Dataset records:
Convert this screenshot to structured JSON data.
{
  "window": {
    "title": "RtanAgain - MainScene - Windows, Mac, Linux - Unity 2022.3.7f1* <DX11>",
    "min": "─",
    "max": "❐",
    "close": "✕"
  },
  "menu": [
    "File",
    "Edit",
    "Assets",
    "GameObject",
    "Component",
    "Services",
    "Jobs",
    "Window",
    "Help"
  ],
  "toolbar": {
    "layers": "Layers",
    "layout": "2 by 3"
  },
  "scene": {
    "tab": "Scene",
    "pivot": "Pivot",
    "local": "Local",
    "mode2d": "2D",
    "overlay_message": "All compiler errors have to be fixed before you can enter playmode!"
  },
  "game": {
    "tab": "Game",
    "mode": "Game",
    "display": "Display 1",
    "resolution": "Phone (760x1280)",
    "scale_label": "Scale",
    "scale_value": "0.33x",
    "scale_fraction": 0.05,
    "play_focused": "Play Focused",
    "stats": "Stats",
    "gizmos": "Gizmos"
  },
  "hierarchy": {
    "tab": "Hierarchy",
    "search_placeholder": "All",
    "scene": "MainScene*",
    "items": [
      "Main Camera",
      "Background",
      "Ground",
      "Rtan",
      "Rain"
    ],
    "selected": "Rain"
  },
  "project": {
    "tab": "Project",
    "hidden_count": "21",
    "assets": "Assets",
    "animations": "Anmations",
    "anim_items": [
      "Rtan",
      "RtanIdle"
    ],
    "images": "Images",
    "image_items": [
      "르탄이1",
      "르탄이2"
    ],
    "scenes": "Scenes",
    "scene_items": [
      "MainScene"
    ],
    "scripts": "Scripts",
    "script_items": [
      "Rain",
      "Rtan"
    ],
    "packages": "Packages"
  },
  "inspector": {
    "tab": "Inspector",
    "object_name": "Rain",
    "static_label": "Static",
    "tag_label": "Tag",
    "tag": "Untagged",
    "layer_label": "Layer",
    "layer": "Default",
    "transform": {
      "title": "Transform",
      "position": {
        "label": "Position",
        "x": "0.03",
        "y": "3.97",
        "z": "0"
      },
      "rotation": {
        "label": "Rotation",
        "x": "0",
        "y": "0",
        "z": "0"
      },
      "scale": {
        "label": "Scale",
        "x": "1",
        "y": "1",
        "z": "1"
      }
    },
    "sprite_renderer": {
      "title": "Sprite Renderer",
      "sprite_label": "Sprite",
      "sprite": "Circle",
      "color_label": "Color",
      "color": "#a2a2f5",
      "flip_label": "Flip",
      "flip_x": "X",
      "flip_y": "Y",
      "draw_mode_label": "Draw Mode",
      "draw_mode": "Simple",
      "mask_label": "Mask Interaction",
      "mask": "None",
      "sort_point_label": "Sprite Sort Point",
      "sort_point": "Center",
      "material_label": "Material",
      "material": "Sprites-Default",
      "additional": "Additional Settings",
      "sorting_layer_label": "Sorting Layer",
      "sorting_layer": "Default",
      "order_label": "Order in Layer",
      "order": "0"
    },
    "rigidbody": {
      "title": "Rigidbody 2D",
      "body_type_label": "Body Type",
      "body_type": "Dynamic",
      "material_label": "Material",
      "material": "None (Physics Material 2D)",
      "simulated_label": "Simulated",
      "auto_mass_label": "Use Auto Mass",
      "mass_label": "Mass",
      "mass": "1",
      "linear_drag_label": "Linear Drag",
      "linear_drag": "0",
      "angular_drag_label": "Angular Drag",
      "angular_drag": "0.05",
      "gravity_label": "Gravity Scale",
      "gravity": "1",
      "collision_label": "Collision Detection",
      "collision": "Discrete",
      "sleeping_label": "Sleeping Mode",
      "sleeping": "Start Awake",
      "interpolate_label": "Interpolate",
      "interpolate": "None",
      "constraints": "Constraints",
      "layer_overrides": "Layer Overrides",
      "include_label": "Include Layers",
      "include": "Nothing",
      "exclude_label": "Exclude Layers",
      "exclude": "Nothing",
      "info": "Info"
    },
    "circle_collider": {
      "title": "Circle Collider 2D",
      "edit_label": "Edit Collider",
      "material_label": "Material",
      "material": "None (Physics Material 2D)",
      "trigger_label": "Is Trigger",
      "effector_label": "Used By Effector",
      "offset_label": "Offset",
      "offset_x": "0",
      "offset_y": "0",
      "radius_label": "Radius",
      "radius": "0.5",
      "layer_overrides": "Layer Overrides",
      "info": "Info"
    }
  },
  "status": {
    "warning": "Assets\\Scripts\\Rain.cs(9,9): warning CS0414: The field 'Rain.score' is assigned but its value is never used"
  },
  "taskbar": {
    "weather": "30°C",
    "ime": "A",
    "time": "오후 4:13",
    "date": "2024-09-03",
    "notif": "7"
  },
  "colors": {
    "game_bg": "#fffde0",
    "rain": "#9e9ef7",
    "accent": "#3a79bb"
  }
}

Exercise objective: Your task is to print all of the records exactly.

Expected answer:
Convert this screenshot to structured JSON data.
{
  "window": {
    "title": "RtanAgain - MainScene - Windows, Mac, Linux - Unity 2022.3.7f1* <DX11>",
    "min": "─",
    "max": "❐",
    "close": "✕"
  },
  "menu": [
    "File",
    "Edit",
    "Assets",
    "GameObject",
    "Component",
    "Services",
    "Jobs",
    "Window",
    "Help"
  ],
  "toolbar": {
    "layers": "Layers",
    "layout": "2 by 3"
  },
  "scene": {
    "tab": "Scene",
    "pivot": "Pivot",
    "local": "Local",
    "mode2d": "2D",
    "overlay_message": "All compiler errors have to be fixed before you can enter playmode!"
  },
  "game": {
    "tab": "Game",
    "mode": "Game",
    "display": "Display 1",
    "resolution": "Phone (760x1280)",
    "scale_label": "Scale",
    "scale_value": "0.33x",
    "scale_fraction": 0.05,
    "play_focused": "Play Focused",
    "stats": "Stats",
    "gizmos": "Gizmos"
  },
  "hierarchy": {
    "tab": "Hierarchy",
    "search_placeholder": "All",
    "scene": "MainScene*",
    "items": [
      "Main Camera",
      "Background",
      "Ground",
      "Rtan",
      "Rain"
    ],
    "selected": "Rain"
  },
  "project": {
    "tab": "Project",
    "hidden_count": "21",
    "assets": "Assets",
    "animations": "Anmations",
    "anim_items": [
      "Rtan",
      "RtanIdle"
    ],
    "images": "Images",
    "image_items": [
      "르탄이1",
      "르탄이2"
    ],
    "scenes": "Scenes",
    "scene_items": [
      "MainScene"
    ],
    "scripts": "Scripts",
    "script_items": [
      "Rain",
      "Rtan"
    ],
    "packages": "Packages"
  },
  "inspector": {
    "tab": "Inspector",
    "object_name": "Rain",
    "static_label": "Static",
    "tag_label": "Tag",
    "tag": "Untagged",
    "layer_label": "Layer",
    "layer": "Default",
    "transform": {
      "title": "Transform",
      "position": {
        "label": "Position",
        "x": "0.03",
        "y": "3.97",
        "z": "0"
      },
      "rotation": {
        "label": "Rotation",
        "x": "0",
        "y": "0",
        "z": "0"
      },
      "scale": {
        "label": "Scale",
        "x": "1",
        "y": "1",
        "z": "1"
      }
    },
    "sprite_renderer": {
      "title": "Sprite Renderer",
      "sprite_label": "Sprite",
      "sprite": "Circle",
      "color_label": "Color",
      "color": "#a2a2f5",
      "flip_label": "Flip",
      "flip_x": "X",
      "flip_y": "Y",
      "draw_mode_label": "Draw Mode",
      "draw_mode": "Simple",
      "mask_label": "Mask Interaction",
      "mask": "None",
      "sort_point_label": "Sprite Sort Point",
      "sort_point": "Center",
      "material_label": "Material",
      "material": "Sprites-Default",
      "additional": "Additional Settings",
      "sorting_layer_label": "Sorting Layer",
      "sorting_layer": "Default",
      "order_label": "Order in Layer",
      "order": "0"
    },
    "rigidbody": {
      "title": "Rigidbody 2D",
      "body_type_label": "Body Type",
      "body_type": "Dynamic",
      "material_label": "Material",
      "material": "None (Physics Material 2D)",
      "simulated_label": "Simulated",
      "auto_mass_label": "Use Auto Mass",
      "mass_label": "Mass",
      "mass": "1",
      "linear_drag_label": "Linear Drag",
      "linear_drag": "0",
      "angular_drag_label": "Angular Drag",
      "angular_drag": "0.05",
      "gravity_label": "Gravity Scale",
      "gravity": "1",
      "collision_label": "Collision Detection",
      "collision": "Discrete",
      "sleeping_label": "Sleeping Mode",
      "sleeping": "Start Awake",
      "interpolate_label": "Interpolate",
      "interpolate": "None",
      "constraints": "Constraints",
      "layer_overrides": "Layer Overrides",
      "include_label": "Include Layers",
      "include": "Nothing",
      "exclude_label": "Exclude Layers",
      "exclude": "Nothing",
      "info": "Info"
    },
    "circle_collider": {
      "title": "Circle Collider 2D",
      "edit_label": "Edit Collider",
      "material_label": "Material",
      "material": "None (Physics Material 2D)",
      "trigger_label": "Is Trigger",
      "effector_label": "Used By Effector",
      "offset_label": "Offset",
      "offset_x": "0",
      "offset_y": "0",
      "radius_label": "Radius",
      "radius": "0.5",
      "layer_overrides": "Layer Overrides",
      "info": "Info"
    }
  },
  "status": {
    "warning": "Assets\\Scripts\\Rain.cs(9,9): warning CS0414: The field 'Rain.score' is assigned but its value is never used"
  },
  "taskbar": {
    "weather": "30°C",
    "ime": "A",
    "time": "오후 4:13",
    "date": "2024-09-03",
    "notif": "7"
  },
  "colors": {
    "game_bg": "#fffde0",
    "rain": "#9e9ef7",
    "accent": "#3a79bb"
  }
}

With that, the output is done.